Cook at low heat for 3 minutes and add the mussels along with 1 cup white wine. Season with a bay leaf and 4 sprigs of thyme. Cover, raise the heat to high and cook until the mussels begin to open.
Remove the cooked mussels with tongs or a slotted spoon as they open and set them in a warm place. Strain the juices into a bowl and let the sediment settle.
Pour the clear juices into a small saucepan and bring to a boil, letting them reduce by one quarter. Swirl in 2 tablespoons cold, unsalted butter and pour over the mussels in shallow soup dishes. Accompany with a fresh baguette.
Makes 4 small portions.
Belgian Endive Salad
Trim 2 heads of Belgian endive and rinse in cold water. Dry in a salad spinner, wrap in paper towels and refrigerate.
Peel 2 golden delicious apples and cut into quarters. Remove the cores and slice the apples into thin wedges. Toss in a bowl with the juice of 1 lemon and refrigerate.
Combine in a small Mason jar 2 tablespoons minced shallots, 1 tablespoon red wine vinegar, 1 tablespoon apple cider vinegar, 2 tablespoons olive oil and a teaspoon of Dijon mustard. Season with 1/4 teaspoon salt and a pinch of pepper. Shake vigorously and set aside.
At service time, slice the endive crosswise into half-inch pieces and toss with the apples, 1/4 cup chopped parsley and the dressing.
Marinate 2 pounds of beef stew meat (preferably chuck) overnight in 1 bottle of dark beer (I used Black Duck Porter from Greenport Harbor Brewing Co.), 4 minced cloves of garlic and 2 bay leaves.
The next day, drain into a bowl, reserving the marinade. Pat the beef dry with a paper towel.
Place 1/2 cup flour in a bowl with 1 teaspoon kosher salt and 1/2 teaspoon pepper. Dredge the meat in this mixture and set aside.
Cut 4 ounces of salt pork into slices and remove the rind. Dice the salt pork and blanch in boiling water for 2 minutes.
Heat a dutch oven, drain the salt pork and add it to the pot. Let it brown on medium heat and remove with a slotted spoon.
Adjust the heat to high and brown the beef in small batches on all sides. Add canola oil to the pan if it becomes too dry.
Remove the meat and reduce the heat to low. Add to the pot 2 sliced leeks (white part); 1 large onion, sliced; 2 carrots, diced; and 2 minced cloves of garlic. Cook until vegetables are soft, then stir in 2 tablespoons tomato paste.
Add back the beef along with the strained marinade and bring to a boil, scraping the bottom of the pan with a wooden spoon.
Add 2 cups beef stock and a bouquet garni consisting of 8 parsley stems, 6 sprigs of thyme, a leafy celery stalk and 2 bay leaves.

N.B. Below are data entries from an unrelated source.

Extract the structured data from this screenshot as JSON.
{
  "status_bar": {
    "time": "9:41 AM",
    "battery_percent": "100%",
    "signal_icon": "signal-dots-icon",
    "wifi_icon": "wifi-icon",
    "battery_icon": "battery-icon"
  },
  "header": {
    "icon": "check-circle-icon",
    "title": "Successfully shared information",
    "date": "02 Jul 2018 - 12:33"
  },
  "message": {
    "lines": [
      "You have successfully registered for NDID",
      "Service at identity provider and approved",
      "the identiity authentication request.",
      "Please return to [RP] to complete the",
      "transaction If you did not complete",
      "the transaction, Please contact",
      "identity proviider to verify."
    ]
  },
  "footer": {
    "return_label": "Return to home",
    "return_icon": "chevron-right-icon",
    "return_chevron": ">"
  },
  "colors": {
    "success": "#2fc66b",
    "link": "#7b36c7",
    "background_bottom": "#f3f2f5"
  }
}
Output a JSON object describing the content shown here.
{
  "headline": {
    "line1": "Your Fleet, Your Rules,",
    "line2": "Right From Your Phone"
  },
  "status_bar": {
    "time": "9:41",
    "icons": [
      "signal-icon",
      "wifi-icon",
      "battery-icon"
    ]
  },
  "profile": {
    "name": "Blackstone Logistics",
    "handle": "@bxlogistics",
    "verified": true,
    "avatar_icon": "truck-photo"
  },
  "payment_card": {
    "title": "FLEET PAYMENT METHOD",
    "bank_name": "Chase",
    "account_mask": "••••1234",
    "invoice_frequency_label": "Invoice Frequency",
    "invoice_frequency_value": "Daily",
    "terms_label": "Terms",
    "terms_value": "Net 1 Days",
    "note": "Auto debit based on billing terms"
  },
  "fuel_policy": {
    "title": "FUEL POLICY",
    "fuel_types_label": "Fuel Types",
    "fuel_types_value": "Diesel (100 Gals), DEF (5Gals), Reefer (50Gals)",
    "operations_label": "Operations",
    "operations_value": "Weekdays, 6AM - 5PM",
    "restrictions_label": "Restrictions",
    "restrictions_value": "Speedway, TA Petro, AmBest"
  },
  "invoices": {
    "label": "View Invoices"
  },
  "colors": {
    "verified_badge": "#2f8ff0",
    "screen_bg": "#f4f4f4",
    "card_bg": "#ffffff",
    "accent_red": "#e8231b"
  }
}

Cover the dutch oven and place in a 300-degree oven. Let it cook until the meat is very tender, about 2 hours.
Before serving, stir in 1 tablespoon Dijon mustard and 2 tablespoons apple cider vinegar. Add 1 teaspoon ground pepper and taste for salt. Garnish with 1/4 cup chopped parsley.
Note: Accompany this stew with the dark beer it was cooked in or a North Fork merlot.
Smashed Red Potatoes
Remove blemishes from 6 red-skinned potatoes and cut them into quarters. Add them to 2 quarts salted water and cook until tender, about 20 minutes.
In a steamer pan, steam 2 cups chopped cabbage and 4 cups kale. Rinse the kale and squeeze out the moisture with your hands before chopping it finely.
Chop 1 bunch of green onions.
Mash the potatoes with a hand-held potato masher and stir in the cabbage, kale and onions. Add a tablespoon of butter and salt and pepper to taste.
Purchase 1 pineapple, 1 package of strawberries, 1 melon and a few bananas. Trim and cut them into 2-inch or bite-size chunks.
In a double boiler, heat 1/2 cup heavy cream. Cut up 8 ounces of bittersweet dark chocolate and add it to the cream. Add 1 tablespoon amaretto liqueur and stir with a wooden spoon.
Remove the chocolate mixture from the heat and scrape it into a small, heat-proof serving dish.
Place the fruit in separate small dishes and use skewers to dip the fruit into the chocolate.
Note: Back in the ’70s and ’80s, everyone had a fondue set but most of them were disposed of long ago. If you still have one, use it, but if you don’t you can improvise as I did with no negative effects. Just put the chocolate in a warm oven before serving.